§ **Your task**
Copy out the lines below that hold the word "JSON".

─── Given information

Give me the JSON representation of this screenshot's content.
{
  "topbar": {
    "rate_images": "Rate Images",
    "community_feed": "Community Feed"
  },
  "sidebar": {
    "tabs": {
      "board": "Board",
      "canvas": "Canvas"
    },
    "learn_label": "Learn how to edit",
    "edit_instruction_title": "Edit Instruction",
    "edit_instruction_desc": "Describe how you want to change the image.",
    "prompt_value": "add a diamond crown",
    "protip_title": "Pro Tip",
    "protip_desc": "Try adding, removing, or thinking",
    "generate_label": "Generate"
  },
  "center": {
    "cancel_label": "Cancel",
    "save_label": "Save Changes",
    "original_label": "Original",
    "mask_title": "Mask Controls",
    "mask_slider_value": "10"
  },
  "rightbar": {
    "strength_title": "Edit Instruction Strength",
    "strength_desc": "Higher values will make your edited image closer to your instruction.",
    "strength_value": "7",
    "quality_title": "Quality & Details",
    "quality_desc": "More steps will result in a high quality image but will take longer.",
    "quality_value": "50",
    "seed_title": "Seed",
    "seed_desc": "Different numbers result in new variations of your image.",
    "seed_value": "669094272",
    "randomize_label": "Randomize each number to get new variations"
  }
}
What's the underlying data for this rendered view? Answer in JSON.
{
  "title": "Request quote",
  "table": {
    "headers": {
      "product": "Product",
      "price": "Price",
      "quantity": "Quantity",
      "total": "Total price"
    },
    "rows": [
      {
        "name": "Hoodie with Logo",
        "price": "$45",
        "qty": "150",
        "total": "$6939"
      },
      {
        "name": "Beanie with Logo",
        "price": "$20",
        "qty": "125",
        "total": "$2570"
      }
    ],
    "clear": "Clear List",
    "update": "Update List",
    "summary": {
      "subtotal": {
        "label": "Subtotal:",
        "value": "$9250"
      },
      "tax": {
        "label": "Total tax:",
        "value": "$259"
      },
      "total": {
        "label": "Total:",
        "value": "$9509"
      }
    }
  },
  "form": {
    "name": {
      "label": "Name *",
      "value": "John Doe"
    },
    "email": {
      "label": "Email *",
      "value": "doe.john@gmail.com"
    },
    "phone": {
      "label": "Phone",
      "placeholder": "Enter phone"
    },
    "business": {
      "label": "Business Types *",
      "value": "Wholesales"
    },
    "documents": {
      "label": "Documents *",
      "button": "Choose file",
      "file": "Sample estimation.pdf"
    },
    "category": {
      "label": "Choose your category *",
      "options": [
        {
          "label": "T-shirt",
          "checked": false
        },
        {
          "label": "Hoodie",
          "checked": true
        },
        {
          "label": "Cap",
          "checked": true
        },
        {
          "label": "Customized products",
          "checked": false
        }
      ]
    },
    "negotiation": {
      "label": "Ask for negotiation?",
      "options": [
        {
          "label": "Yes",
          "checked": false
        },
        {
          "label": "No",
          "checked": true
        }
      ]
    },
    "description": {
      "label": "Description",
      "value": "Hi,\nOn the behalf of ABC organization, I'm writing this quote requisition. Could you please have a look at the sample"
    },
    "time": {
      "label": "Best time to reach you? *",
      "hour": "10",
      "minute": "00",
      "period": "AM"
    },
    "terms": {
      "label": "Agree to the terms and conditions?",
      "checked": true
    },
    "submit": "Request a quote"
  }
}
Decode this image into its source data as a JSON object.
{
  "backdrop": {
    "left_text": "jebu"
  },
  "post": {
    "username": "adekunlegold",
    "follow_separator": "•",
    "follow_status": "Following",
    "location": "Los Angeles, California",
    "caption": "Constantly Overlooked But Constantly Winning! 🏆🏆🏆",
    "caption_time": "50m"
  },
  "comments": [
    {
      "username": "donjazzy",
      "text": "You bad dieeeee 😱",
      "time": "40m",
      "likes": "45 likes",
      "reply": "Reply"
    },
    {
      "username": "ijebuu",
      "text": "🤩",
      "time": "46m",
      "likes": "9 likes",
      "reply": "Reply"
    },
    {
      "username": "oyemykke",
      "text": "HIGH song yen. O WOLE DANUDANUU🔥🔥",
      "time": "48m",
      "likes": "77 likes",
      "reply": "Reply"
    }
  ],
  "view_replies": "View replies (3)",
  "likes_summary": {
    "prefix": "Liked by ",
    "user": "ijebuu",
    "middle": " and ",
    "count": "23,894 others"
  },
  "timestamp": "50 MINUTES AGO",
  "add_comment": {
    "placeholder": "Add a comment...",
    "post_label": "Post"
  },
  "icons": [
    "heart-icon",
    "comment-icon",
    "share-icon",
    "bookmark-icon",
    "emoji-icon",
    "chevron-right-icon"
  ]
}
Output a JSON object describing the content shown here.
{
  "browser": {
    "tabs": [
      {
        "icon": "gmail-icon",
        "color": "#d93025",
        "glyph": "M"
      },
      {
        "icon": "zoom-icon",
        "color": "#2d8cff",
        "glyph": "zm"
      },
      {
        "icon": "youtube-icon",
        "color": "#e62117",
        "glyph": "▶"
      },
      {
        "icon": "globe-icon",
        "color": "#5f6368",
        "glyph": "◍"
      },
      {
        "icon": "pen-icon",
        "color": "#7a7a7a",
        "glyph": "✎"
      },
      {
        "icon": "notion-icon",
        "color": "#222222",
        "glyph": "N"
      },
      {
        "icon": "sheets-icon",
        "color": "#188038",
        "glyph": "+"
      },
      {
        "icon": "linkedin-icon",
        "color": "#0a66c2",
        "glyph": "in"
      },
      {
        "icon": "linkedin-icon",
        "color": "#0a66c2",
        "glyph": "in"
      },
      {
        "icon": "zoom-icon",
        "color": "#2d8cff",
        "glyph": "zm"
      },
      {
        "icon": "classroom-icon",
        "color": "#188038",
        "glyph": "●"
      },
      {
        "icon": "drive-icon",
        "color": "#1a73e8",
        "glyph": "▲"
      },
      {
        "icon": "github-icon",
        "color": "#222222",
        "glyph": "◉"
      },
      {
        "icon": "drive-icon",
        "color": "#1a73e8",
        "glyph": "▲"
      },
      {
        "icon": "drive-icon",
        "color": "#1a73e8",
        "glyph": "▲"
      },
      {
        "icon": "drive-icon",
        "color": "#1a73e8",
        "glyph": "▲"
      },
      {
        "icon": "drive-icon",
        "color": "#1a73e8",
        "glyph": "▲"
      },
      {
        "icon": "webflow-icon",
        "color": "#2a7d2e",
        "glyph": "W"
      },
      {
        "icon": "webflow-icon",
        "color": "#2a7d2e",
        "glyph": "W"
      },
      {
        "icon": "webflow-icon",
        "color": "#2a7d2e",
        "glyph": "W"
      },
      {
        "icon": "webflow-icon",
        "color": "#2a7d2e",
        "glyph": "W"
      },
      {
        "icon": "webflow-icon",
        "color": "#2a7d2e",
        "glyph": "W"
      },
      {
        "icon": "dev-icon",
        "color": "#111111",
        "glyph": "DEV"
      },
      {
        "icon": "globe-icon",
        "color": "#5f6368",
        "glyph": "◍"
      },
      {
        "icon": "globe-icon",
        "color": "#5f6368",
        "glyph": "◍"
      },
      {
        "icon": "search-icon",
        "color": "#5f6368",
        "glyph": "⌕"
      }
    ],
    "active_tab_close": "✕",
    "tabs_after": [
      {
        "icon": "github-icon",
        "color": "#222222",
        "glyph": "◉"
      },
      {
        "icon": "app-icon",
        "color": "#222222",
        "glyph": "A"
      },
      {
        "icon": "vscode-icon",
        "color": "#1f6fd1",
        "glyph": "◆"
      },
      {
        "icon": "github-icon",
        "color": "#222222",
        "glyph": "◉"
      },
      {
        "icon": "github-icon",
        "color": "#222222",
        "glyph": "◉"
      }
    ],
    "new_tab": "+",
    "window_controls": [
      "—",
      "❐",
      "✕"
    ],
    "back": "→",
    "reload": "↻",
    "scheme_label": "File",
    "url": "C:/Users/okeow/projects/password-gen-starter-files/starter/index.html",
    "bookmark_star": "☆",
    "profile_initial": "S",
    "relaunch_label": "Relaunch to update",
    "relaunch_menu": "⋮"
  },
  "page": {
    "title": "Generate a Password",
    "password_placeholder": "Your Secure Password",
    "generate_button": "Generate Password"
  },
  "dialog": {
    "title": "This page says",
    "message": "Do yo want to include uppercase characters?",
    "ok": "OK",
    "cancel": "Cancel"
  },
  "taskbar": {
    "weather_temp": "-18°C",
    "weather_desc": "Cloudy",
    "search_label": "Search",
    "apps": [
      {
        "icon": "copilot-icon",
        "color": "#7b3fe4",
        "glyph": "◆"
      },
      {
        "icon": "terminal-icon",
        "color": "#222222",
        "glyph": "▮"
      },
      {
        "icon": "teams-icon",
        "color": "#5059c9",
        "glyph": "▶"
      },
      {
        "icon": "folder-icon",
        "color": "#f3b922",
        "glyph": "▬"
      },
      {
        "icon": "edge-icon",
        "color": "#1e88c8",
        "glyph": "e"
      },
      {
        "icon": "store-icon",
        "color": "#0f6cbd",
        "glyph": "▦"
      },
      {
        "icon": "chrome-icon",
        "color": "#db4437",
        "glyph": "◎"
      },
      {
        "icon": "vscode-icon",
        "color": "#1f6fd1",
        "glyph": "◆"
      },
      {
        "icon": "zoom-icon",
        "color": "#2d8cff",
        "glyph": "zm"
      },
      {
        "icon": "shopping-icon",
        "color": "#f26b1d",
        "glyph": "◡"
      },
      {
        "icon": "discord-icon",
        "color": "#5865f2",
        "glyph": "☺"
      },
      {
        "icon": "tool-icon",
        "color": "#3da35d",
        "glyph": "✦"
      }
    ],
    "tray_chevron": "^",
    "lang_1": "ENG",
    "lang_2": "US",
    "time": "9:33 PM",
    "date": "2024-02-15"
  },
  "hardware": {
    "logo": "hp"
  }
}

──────

§ **Result**
Give me the JSON representation of this screenshot's content.
What's the underlying data for this rendered view? Answer in JSON.
Decode this image into its source data as a JSON object.
Output a JSON object describing the content shown here.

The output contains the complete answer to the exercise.